Hella Kohlhof, PhD: Nurr1 is well described for its neuroprotective role in Parkinson’s disease and more and more research is done in multiple sclerosis as well. Nurr1 activation mediates neuronal survival and reduces oxidative stress. In addition, Nurr1 activation increases the dopaminergic neurotransmission. With induction of the brain derived neurotropic factor (BDNF) as a direct target gene of Nurr1 activation, the myelination of neurons is positively impacted. Thereby, BDNF drives the proliferation and differentiation of oligodendrocytes, the cells which are responsible for myelination of neurons. In the motor cortex region of the brain of MS patients, a higher expression of Nurr1 relates to neuronal survival and increased neuronal density, which is expected to correlate to a better functionality of this brain region, impacting planning, control, and execution of voluntary movements. What is not known so far is the impact of Nurr1’s differential cellular expression in astrocytes, microglia, oligodendrocytes and neurons and its localization within the cell (cytosolic vs nucleolar), which may provide further insights into the neuroprotective role via targeting inflammation and neurodegeneration.

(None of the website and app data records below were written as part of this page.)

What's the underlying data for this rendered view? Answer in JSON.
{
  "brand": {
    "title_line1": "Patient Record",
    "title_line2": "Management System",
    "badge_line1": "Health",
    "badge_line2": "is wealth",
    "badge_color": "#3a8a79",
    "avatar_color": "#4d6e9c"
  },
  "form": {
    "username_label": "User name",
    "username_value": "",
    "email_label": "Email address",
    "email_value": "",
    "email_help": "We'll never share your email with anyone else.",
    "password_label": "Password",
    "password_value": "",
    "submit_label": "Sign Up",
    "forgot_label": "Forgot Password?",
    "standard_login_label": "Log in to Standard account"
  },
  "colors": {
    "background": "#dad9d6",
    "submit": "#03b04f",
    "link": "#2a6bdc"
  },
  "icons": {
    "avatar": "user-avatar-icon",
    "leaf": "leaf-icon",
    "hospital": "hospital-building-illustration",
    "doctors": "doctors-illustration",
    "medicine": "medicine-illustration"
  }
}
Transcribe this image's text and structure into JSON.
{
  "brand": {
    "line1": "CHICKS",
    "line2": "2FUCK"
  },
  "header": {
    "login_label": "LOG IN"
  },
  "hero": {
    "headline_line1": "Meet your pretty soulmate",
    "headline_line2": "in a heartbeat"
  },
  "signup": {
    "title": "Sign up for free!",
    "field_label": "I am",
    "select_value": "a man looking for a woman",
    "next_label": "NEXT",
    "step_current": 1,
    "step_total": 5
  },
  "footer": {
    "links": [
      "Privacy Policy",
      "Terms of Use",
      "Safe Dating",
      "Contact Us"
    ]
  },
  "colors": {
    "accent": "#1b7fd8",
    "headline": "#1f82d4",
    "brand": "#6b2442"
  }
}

Andreas Muehler, MD: Depending on the results of our ongoing clinical trials, we believe that vidofludimus calcium has the potential to demonstrate medically important advantages versus other treatments, due to its favorable safety and tolerability profile as well as its combined anti-inflammatory, anti-viral and neuroprotective properties observed-to-date. Vidofludimus calcium could provide MS patients with a distinctive therapy that is uniquely matched to the biological drivers of MS. In preclinical work and clinical trials, to date, it has shown data indicating:
Andreas Muehler, MD: What questions do we still have about IMU-838 that will be answered in the coming years?
In our phase 3 ENSURE program in relapsing MS, vidofludimus calcium should meet the relapse-related primary endpoint and we hope to also see an improvement in confirmed disability worsening in the pooled data of the two Phase 3 trials. In addition, we hope to show an initial signal in effectiveness regarding brain atrophy and biomarkers in one of the subpopulations of progressive MS in our phase 2 CALLIPER trial, thereby expanding vidofludimus calcium’s potential applicability.